Component data from apps and pages:
- Opening Delimiter -

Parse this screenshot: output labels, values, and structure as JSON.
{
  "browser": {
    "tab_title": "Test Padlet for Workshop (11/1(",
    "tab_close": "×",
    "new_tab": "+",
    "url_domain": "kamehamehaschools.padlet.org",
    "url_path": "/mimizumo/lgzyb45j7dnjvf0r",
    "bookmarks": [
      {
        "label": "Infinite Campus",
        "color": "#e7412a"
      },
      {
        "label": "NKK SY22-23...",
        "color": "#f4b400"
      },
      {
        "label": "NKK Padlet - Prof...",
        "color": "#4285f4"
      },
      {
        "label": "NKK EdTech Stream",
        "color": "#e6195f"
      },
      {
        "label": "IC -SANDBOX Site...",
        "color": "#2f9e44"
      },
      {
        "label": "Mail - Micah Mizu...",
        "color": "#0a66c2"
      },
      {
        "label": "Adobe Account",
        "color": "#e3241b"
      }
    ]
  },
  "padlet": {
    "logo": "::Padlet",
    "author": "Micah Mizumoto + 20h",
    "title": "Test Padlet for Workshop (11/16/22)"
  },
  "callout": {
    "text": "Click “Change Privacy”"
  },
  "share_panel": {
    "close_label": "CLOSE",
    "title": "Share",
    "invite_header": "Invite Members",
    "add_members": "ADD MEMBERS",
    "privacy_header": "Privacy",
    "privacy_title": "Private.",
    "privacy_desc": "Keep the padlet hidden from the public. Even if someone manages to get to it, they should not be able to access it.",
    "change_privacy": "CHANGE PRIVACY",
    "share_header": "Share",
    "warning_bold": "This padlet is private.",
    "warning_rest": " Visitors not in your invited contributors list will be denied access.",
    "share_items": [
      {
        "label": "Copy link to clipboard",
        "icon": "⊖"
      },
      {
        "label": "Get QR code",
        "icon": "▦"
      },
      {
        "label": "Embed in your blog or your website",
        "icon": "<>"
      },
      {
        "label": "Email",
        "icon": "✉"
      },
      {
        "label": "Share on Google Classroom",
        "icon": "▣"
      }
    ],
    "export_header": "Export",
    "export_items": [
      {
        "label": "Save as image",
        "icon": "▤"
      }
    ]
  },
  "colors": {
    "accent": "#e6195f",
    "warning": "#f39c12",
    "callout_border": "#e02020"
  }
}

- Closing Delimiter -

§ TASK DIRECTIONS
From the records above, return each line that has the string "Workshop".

§ OUTPUT FOR THIS TASK
    "tab_title": "Test Padlet for Workshop (11/1(",
    "title": "Test Padlet for Workshop (11/16/22)"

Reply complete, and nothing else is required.